@RetailProphet’s key message was that mobile retail is not really about mobile as a medium. It’s about finding those moments in a customer’s life where there are opportunities for you to solve a problem or meet a need.

Finding opportunities and solving problems is not about channels – web, mobile, in-store, print, broadcast, etc.

It’s about identifying the paths to purchase.

In UX circles, we call it the customer journey. Marketing types call these customer touch points. Whatever we call it, it’s about starting our thinking and imagining the possibilities from the user’s perspective: what do they need in order for us to earn our spot in their minds, hearts, and/or wallets.

It’s about asking the right questions and framing the problem correctly.

It is never about a channel or a device. Asking what we can do in mobile, social, etc. is asking the wrong question.

@RetailProphet offers these access points to start asking those questions:
  • What are those customer moments that are currently not being served?
  • Where are those moments occurring?
  • What are the most relevant and available surfaces?

Put differently, the right questions, the right approach are the same as they’ve always been:

  • What is the user need?
  • What are the barriers to adoption?
  • Can the problem be solved or the opportunity be met using the tools we have on hand?
Channels and devices are tactical, implementational opportunities. They are the circumstantial aspects of an idea. It’s the difference between asking how can we make the horses go faster/further versus how can get from point a to point be faster/further. The former is incidental to horses (tactical), while the latter frames it as a transportation problem (strategic).

Influence versus Trust

Stumbled on an insightful post by @servantofchaos about influence versus trust, pointing out that trust is the fundamental driver in human behaviour.

To take the argument further, it’s trust that drives influence. Trust is the proximate cause that results in influence.

Marketers and communicators who chase the notion of influencer outreach are chasing the rainbow.

Instead of trying to erect smoke and mirrors, why not focus on product, service, and experience design? If you deliver a compelling consumer experience, those consumers will spread the word for you to those they influence.

I realize this is easier said than done: in most organizations, the marketing and communications departments are merely the messengers rather than ambassadors. And there’s the line that separates success from failure.

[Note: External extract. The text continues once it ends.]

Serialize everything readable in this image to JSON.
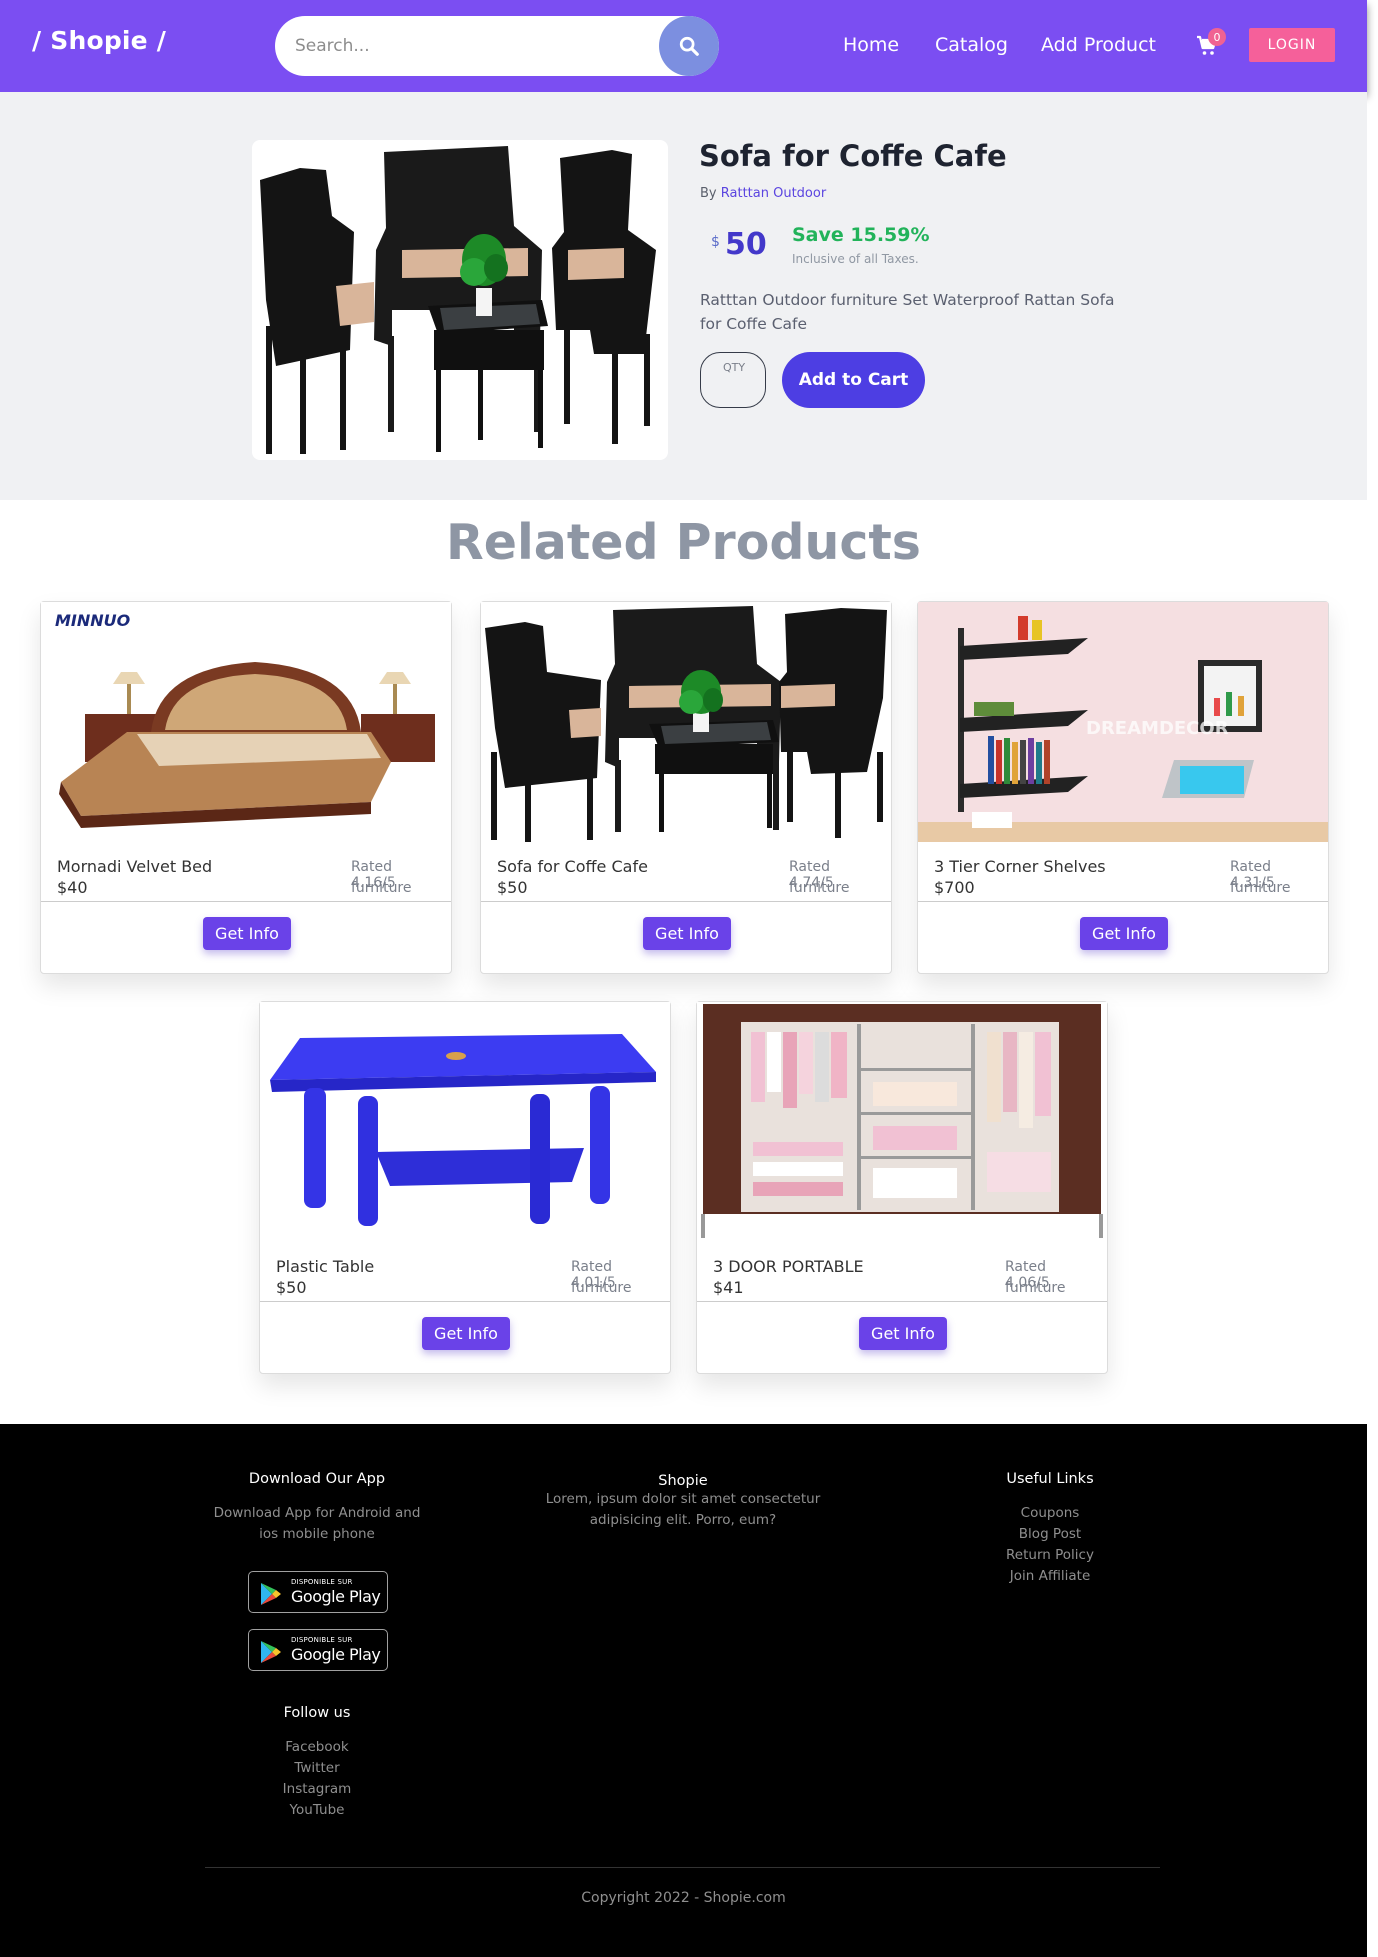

To paraphrase Shakespeare, a piece of crap by any other name is still a piece of crap.

The long tail of data sales

In doing some client-related research last week, I approached eMarketer to find out if they had relevant data sets for me and about their pricing structure. Predictably, their business model continues to be based on the large enterprise model, not unlike the blockbuster model that drives the movie and book industries. The all-you-can-eat buffet pricing structure at eMarketer serves their mental model, but it serves neither their potential customers' needs nor eMarketer's business needs.

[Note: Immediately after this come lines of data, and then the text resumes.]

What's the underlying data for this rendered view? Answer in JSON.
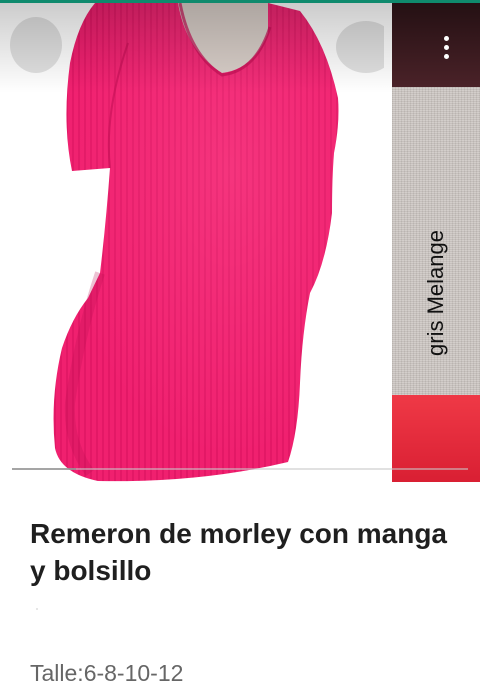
{
  "colors": {
    "top_accent": "#0f8a6d",
    "shirt_pink": "#f0206f",
    "swatch_dark": "#2e1418",
    "swatch_gray": "#cbc5c1",
    "swatch_red": "#e62a3d"
  },
  "gallery": {
    "main_image": "pink-ribbed-tshirt-photo",
    "side_image": "fabric-color-swatches",
    "side_caption": "gris Melange",
    "menu_icon": "more-vert-icon"
  },
  "product": {
    "title": "Remeron de morley con manga y bolsillo",
    "sizes": "Talle:6-8-10-12"
  }
}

In their undated Harvard Business Review article, Rethinking Marketing, Roland T. Rust, Christine Moorman, and Gaurav Bhalla commented on the fact that many firms are still managed, as if we were still in the 1960s world of mass markets, mass media, and impersonal transactions. The inertia and/or unwillingness of many to stop the cycle of insanity and to accept the new reality is nothing less than stunning. I'm sure I'm not the only one who's witnessed the disastrous results wrought by this affliction.

The authors points out the distinction between a traditional company and what they refer to as a customer-cultivating company: the former is organized to push products and brands, while the other seeks to serve customers and customer segments. For a data company such as eMarketer to so completely miss this point is disappointing, though perhaps predictable.

As a customer needing Canadian data, eMarketer is of limited use to me, but when its data sets are of relevance to me, does it make no financial sense to provide on-demand self-serve access to their online databases? We may have been liberated from the tyranny of buying entire music albums for the pleasure of one song, but clearly, we're still at the frontier of this brave new world.